For example, the exchange could identify measurable indicators for inputs and outputs to develop and refine the organisation’s monitoring and evaluation framework. The exchange also offers skills training on improved project and financial management and reporting.

The SSE works in partnership with implementing CSOs to identify specific difficulties across three broad areas: programme and project management; organisation-level operations and management; and more technical areas that cover either of these.

The SSE aims to enable implementing agents to properly manage projects and programmes for which they are responsible. The ultimate goal is to systemically improve how implementing CSOs function and engage with one another. We want to strengthen the whole non-profit sector and not just to support a few organisations.

This means going beyond the important work of helping participants operate and grow their organisation. The focus needs to be on changing the status quo; finding ways to empower organisations to think differently, to draw down resources and forge partnerships across its ecosystem and to always consider issues of sustainability.

The SSE also aims to provide a network through which CSOs speak with one voice on priority issues. This should translate into improved impact for the final beneficiaries.

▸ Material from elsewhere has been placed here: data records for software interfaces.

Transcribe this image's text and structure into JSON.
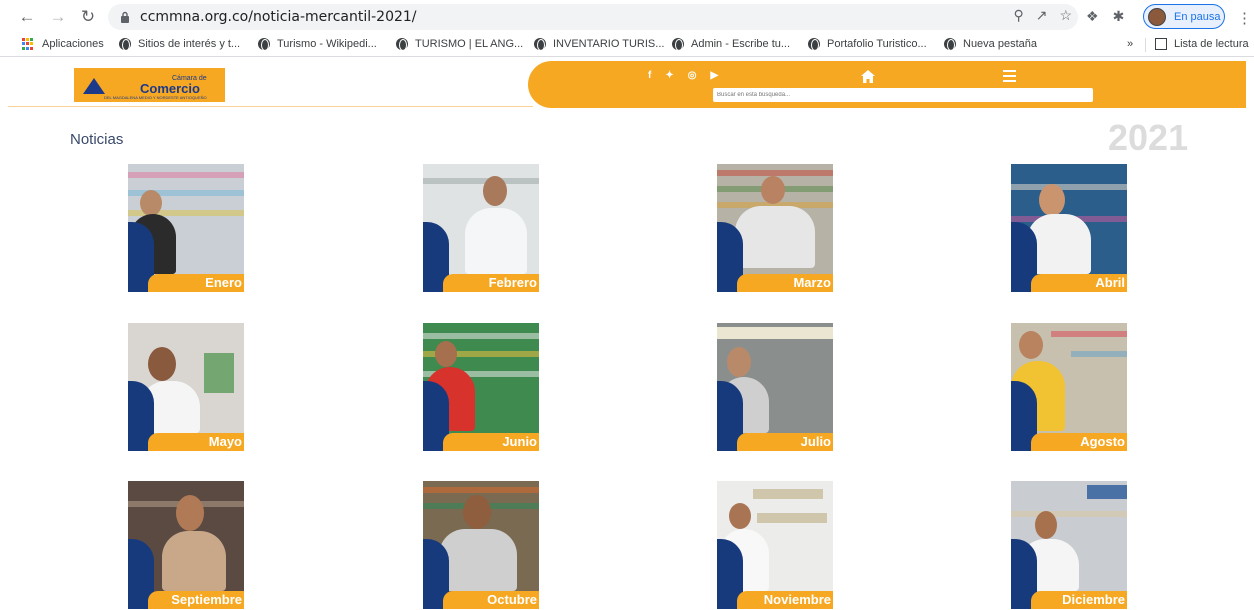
{
  "browser": {
    "url": "ccmmna.org.co/noticia-mercantil-2021/",
    "profile_label": "En pausa",
    "reading_list_label": "Lista de lectura",
    "bookmarks_more": "»",
    "bookmarks": [
      {
        "label": "Aplicaciones",
        "icon": "apps-grid-icon"
      },
      {
        "label": "Sitios de interés y t...",
        "icon": "globe-icon"
      },
      {
        "label": "Turismo - Wikipedi...",
        "icon": "globe-icon"
      },
      {
        "label": "TURISMO | EL ANG...",
        "icon": "globe-icon"
      },
      {
        "label": "INVENTARIO TURIS...",
        "icon": "globe-icon"
      },
      {
        "label": "Admin - Escribe tu...",
        "icon": "globe-icon"
      },
      {
        "label": "Portafolio Turistico...",
        "icon": "globe-icon"
      },
      {
        "label": "Nueva pestaña",
        "icon": "globe-icon"
      }
    ]
  },
  "site": {
    "logo_line1": "Cámara de",
    "logo_line2": "Comercio",
    "logo_tagline": "DEL MAGDALENA MEDIO Y NORDESTE ANTIOQUEÑO",
    "social": [
      "f",
      "t",
      "ig",
      "yt"
    ],
    "search_placeholder": "Buscar en esta búsqueda...",
    "colors": {
      "orange": "#f7a823",
      "blue": "#173a7d"
    }
  },
  "content": {
    "title": "Noticias",
    "year": "2021",
    "months": [
      {
        "label": "Enero"
      },
      {
        "label": "Febrero"
      },
      {
        "label": "Marzo"
      },
      {
        "label": "Abril"
      },
      {
        "label": "Mayo"
      },
      {
        "label": "Junio"
      },
      {
        "label": "Julio"
      },
      {
        "label": "Agosto"
      },
      {
        "label": "Septiembre"
      },
      {
        "label": "Octubre"
      },
      {
        "label": "Noviembre"
      },
      {
        "label": "Diciembre"
      }
    ]
  }
}
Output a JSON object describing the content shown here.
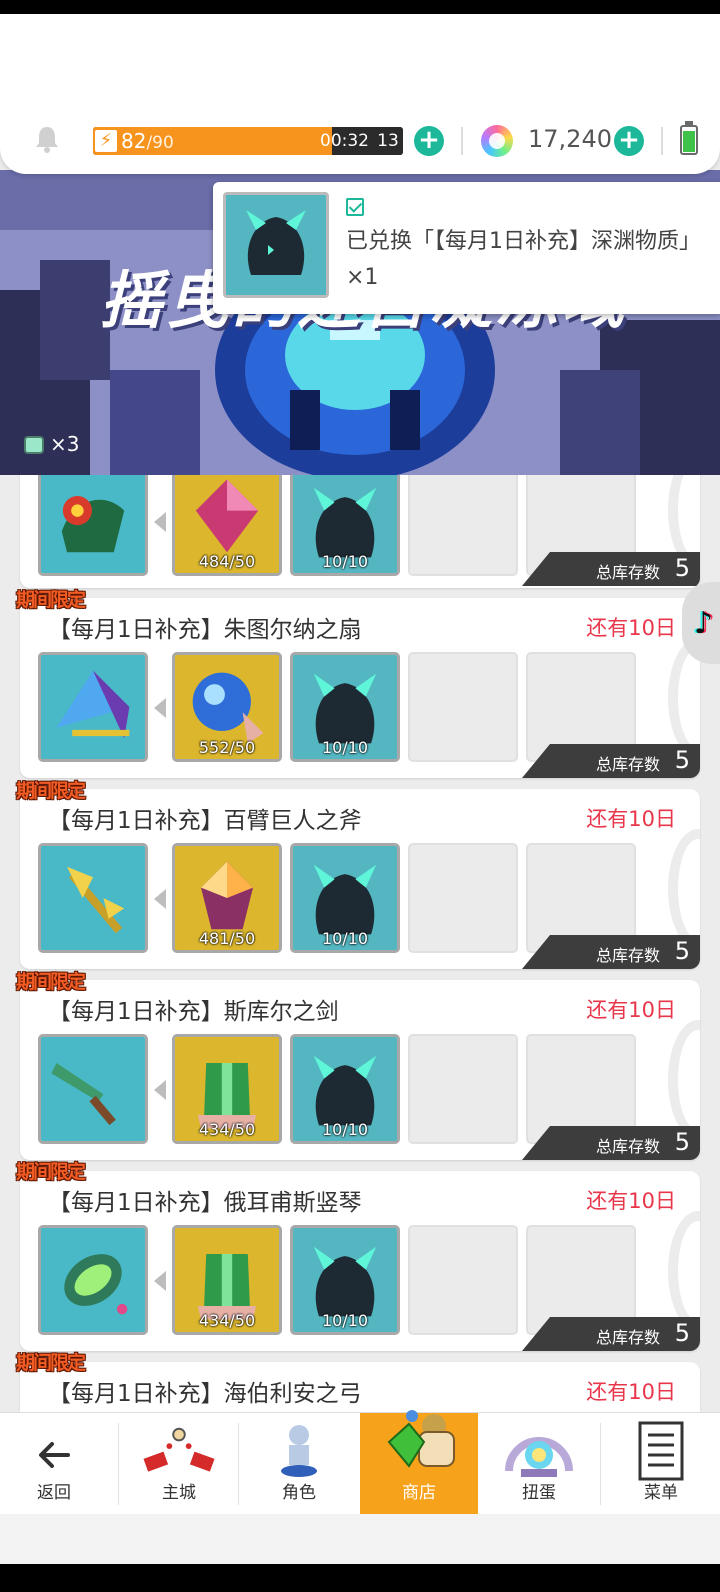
{
  "header": {
    "stamina": {
      "current": "82",
      "max": "/90",
      "timer": "00:32",
      "timer_seconds": "13",
      "fraction": 0.82
    },
    "gems": "17,240"
  },
  "banner": {
    "title": "摇曳的迷宫凝冻域",
    "ticket_count": "×3"
  },
  "toast": {
    "message": "已兑换「【每月1日补充】深渊物质」 ×1"
  },
  "list": {
    "limited_tag": "期间限定",
    "stock_label": "总库存数",
    "top_partial": {
      "mat1_count": "484/50",
      "mat2_count": "10/10",
      "stock": "5"
    },
    "items": [
      {
        "title": "【每月1日补充】朱图尔纳之扇",
        "days_left": "还有10日",
        "mat1_count": "552/50",
        "mat2_count": "10/10",
        "stock": "5"
      },
      {
        "title": "【每月1日补充】百臂巨人之斧",
        "days_left": "还有10日",
        "mat1_count": "481/50",
        "mat2_count": "10/10",
        "stock": "5"
      },
      {
        "title": "【每月1日补充】斯库尔之剑",
        "days_left": "还有10日",
        "mat1_count": "434/50",
        "mat2_count": "10/10",
        "stock": "5"
      },
      {
        "title": "【每月1日补充】俄耳甫斯竖琴",
        "days_left": "还有10日",
        "mat1_count": "434/50",
        "mat2_count": "10/10",
        "stock": "5"
      },
      {
        "title": "【每月1日补充】海伯利安之弓",
        "days_left": "还有10日"
      }
    ]
  },
  "nav": {
    "back": "返回",
    "home": "主城",
    "character": "角色",
    "shop": "商店",
    "gacha": "扭蛋",
    "menu": "菜单"
  },
  "colors": {
    "accent": "#1db89a",
    "stamina": "#f7941d",
    "active_tab": "#f7a21b",
    "days_left": "#e8364b",
    "limited": "#f25c24"
  }
}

In sum then the exchange has four results in mind:

  • Supporting specific implementing CSOs in a narrowly targeted manner to solve priority problems.
  • Capturing, writing up and disseminating lessons learned and innovative practices, leading to cumulative learning and positive feedback across the CSO network.
  • Encouraging civil society dialogue and raising the collective voice of the dispossessed and marginalised.
  • Increasing evidence-based understanding of the CSO sector.

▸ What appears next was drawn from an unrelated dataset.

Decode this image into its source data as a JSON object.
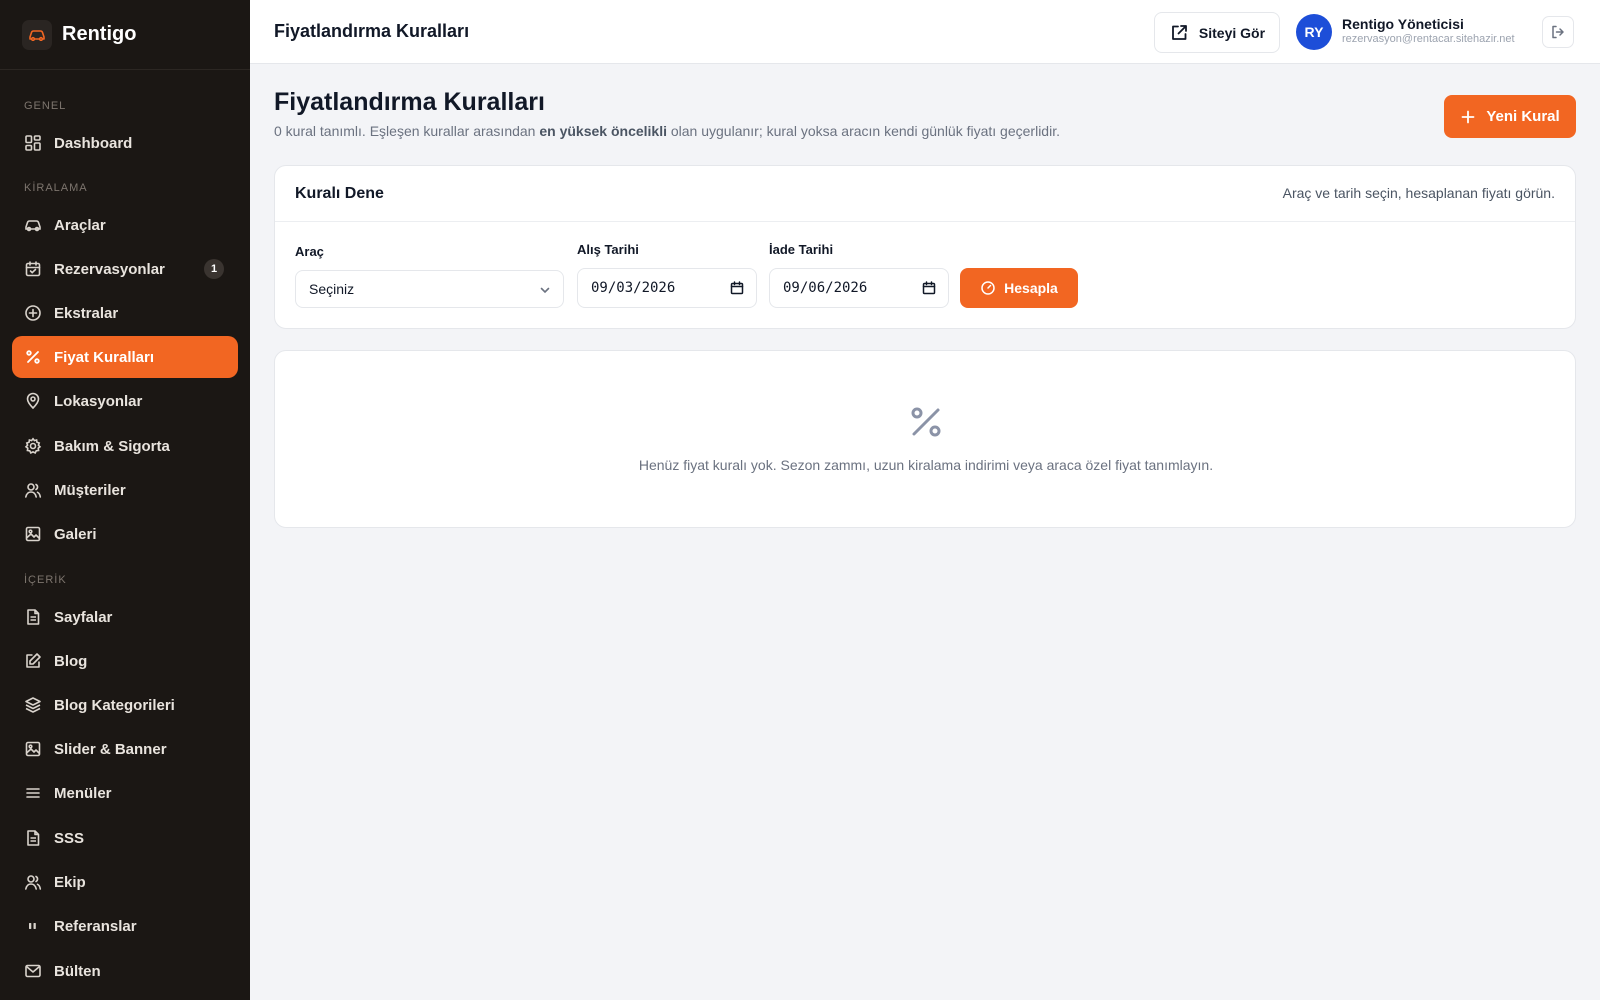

Seriti is undertaking a self-funded proof of concept of the SSE. This testing phase started with an open call inviting potential beneficiary organisations to apply for an in-kind funded package of support services to be provided through the SSE. We received a total of 105 applications.

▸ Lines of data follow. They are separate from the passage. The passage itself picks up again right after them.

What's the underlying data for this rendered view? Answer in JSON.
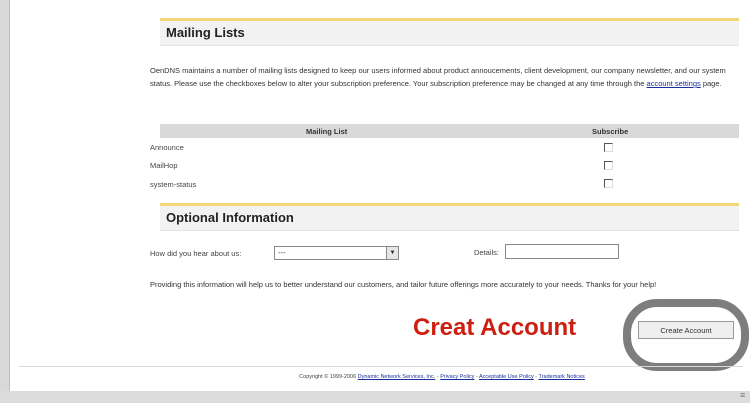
{
  "mailing_lists": {
    "title": "Mailing Lists",
    "intro_before": "OenDNS maintains a number of mailing lists designed to keep our users informed about product annoucements, client development, our company newsletter, and our system status. Please use the checkboxes below to alter your subscription preference. Your subscription preference may be changed at any time through the ",
    "intro_link": "account settings",
    "intro_after": " page.",
    "col_list": "Mailing List",
    "col_subscribe": "Subscribe",
    "rows": [
      {
        "label": "Announce"
      },
      {
        "label": "MailHop"
      },
      {
        "label": "system-status"
      }
    ]
  },
  "optional": {
    "title": "Optional Information",
    "hear_label": "How did you hear about us:",
    "hear_value": "---",
    "details_label": "Details:",
    "details_value": "",
    "help": "Providing this information will help us to better understand our customers, and tailor future offerings more accurately to your needs. Thanks for your help!"
  },
  "annotation": "Creat Account",
  "button": {
    "label": "Create Account"
  },
  "footer": {
    "copyright": "Copyright © 1999-2006",
    "company": "Dynamic Network Services, Inc.",
    "sep": " - ",
    "privacy": "Privacy Policy",
    "aup": "Acceptable Use Policy",
    "trademark": "Trademark Notices"
  }
}
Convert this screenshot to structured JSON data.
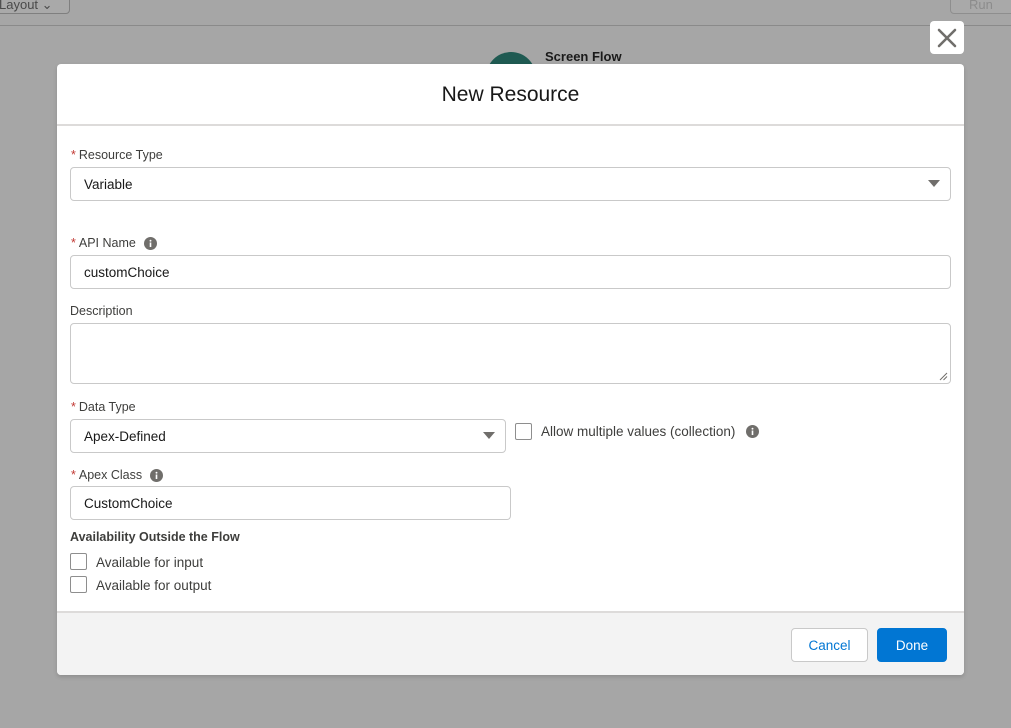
{
  "background": {
    "layout_button_label": "Layout",
    "run_button_label": "Run",
    "flow_type": "Screen Flow"
  },
  "modal": {
    "title": "New Resource",
    "close_icon": "close-icon",
    "resource_type": {
      "label": "Resource Type",
      "value": "Variable"
    },
    "api_name": {
      "label": "API Name",
      "value": "customChoice"
    },
    "description": {
      "label": "Description",
      "value": ""
    },
    "data_type": {
      "label": "Data Type",
      "value": "Apex-Defined"
    },
    "allow_multiple": {
      "label": "Allow multiple values (collection)",
      "checked": false
    },
    "apex_class": {
      "label": "Apex Class",
      "value": "CustomChoice"
    },
    "availability": {
      "title": "Availability Outside the Flow",
      "input_label": "Available for input",
      "output_label": "Available for output"
    },
    "footer": {
      "cancel_label": "Cancel",
      "done_label": "Done"
    }
  },
  "colors": {
    "brand": "#0176d3",
    "required": "#c23934",
    "overlay": "#a6a6a6"
  }
}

Analysing the applications has already given us insights into the sector and its needs. For example, it is clear that support is needed mainly in project management, finance, and operations, irrespective of the annual turnover of the organisation.

Most organisations do not raise the need for monitoring and evaluation (M&E) until they reach a higher level of turnover, for example R10-million. This suggests that the SSE could help most CSOs by showing how important it is to prioritise these kinds of systems from the start. Several organisations have asked for support in social media and marketing, and we have conceptualised a low-cost support strategy, as Seriti has strong in-house expertise in this area. For some CSOs, we are putting together a more comprehensive package of support than others, as organisational contexts vary.

In a nutshell some organisations need support in a wider number of areas, while others have a clear sense of the one or two priority areas they need support in e.g. social media and marketing. Also more comprehensive support would combine several approaches e.g. mentorship for the leader of the organisation; technical support on systems design and implementation; and a training workshop for the team implementing and managing the system.

Seriti is now looking for funding to fully develop the exchange, which will mean greater reach so there is support for more implementing CSOs. In turn, this evidence-based demonstration of what can be achieved if non-profits are aided through process facilitation and skills transfer may unlock social investment finance in this area. This will make the non-profit sector more effective in implementing projects for maximum impact and support the rationale for the continued existence of networks of support.

If South Africa is to solve its interlocking problems of poverty, inequality and unemployment, civil society has to work more effectively and efficiently, and the exchange promises to help this crucial change.

Juanita Pardesi is CEO of Seriti Institute